Activation chronologies of dune fields within the North American Great Plains are significant sources of paleoclimate information. Although many regional chronologies exist, several dune fields have been understudied, including the Casper Dune Field of central Wyoming. This study investigated aeolian dune sediment and buried soils of the Casper Dune Field. Complex parabolic and hairpin parabolic dunes dominate the eastern dune field, while simple parabolic and linear dunes dominate the western dune field. Buried soils are found throughout the dune field, though their distribution and degree of development varies. Buried soils in the eastern dune field are weakly developed with typical A-C profiles, whereas soils in the western dune field typically exhibit A-Bt-C profiles.

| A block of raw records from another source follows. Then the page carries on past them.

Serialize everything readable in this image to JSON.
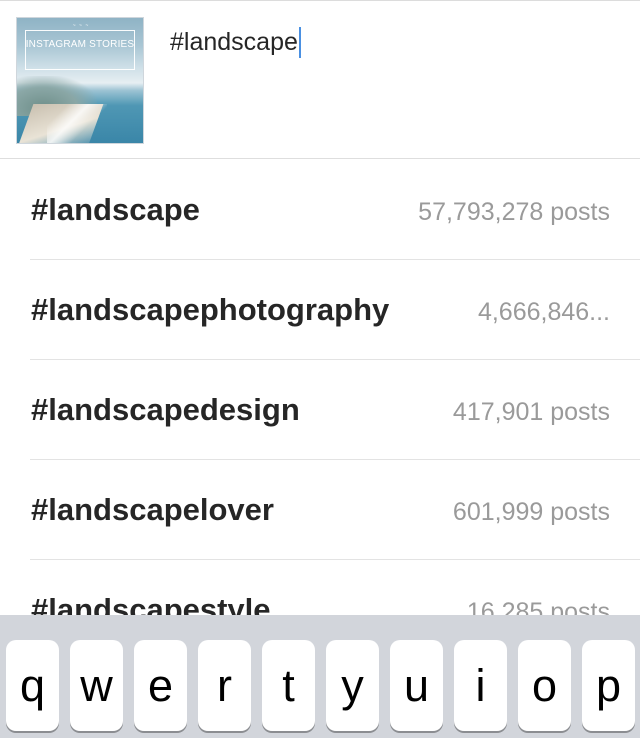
{
  "thumbnail": {
    "header_small": "~ ~ ~",
    "title": "INSTAGRAM STORIES"
  },
  "caption": {
    "text": "#landscape"
  },
  "suggestions": [
    {
      "tag": "#landscape",
      "count": "57,793,278 posts"
    },
    {
      "tag": "#landscapephotography",
      "count": "4,666,846..."
    },
    {
      "tag": "#landscapedesign",
      "count": "417,901 posts"
    },
    {
      "tag": "#landscapelover",
      "count": "601,999 posts"
    },
    {
      "tag": "#landscapestyle",
      "count": "16,285 posts"
    }
  ],
  "keyboard": {
    "keys": [
      "q",
      "w",
      "e",
      "r",
      "t",
      "y",
      "u",
      "i",
      "o",
      "p"
    ]
  },
  "colors": {
    "caret": "#4a90e2",
    "keyboard_bg": "#d2d5db"
  }
}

Optically stimulated luminescence (OSL) and radiocarbon ages were used to provide a chronology of dune field activation that spans most of the Holocene. At the onset of the Holocene, alluvium was deposited first, followed by widespread dune activity ~ 10.0—6.2 ka. Following activity, the dune field stabilized until about 4.1 ka. During this stabilization period, however, reactivation occurred in at least one locality within the dune field at 5.1 ka. Subsequent aeolian activity occurred at 4.1 ka and between 1.0 ka and 0.4 ka. The resulting activation chronology is compared with those obtained from elsewhere in Wyoming and from other west-central Great Plains dune fields.
Additional publication details
|Publication Subtype||Journal Article|
|Title||Holocene stratigraphy and chronology of the Casper Dune Field, Casper, Wyoming, USA|
|Contributing office(s)||Geosciences and Environmental Change Science Center|
|Other Geospatial||Caspar Dune Field|
|Google Analytic Metrics||Metrics page|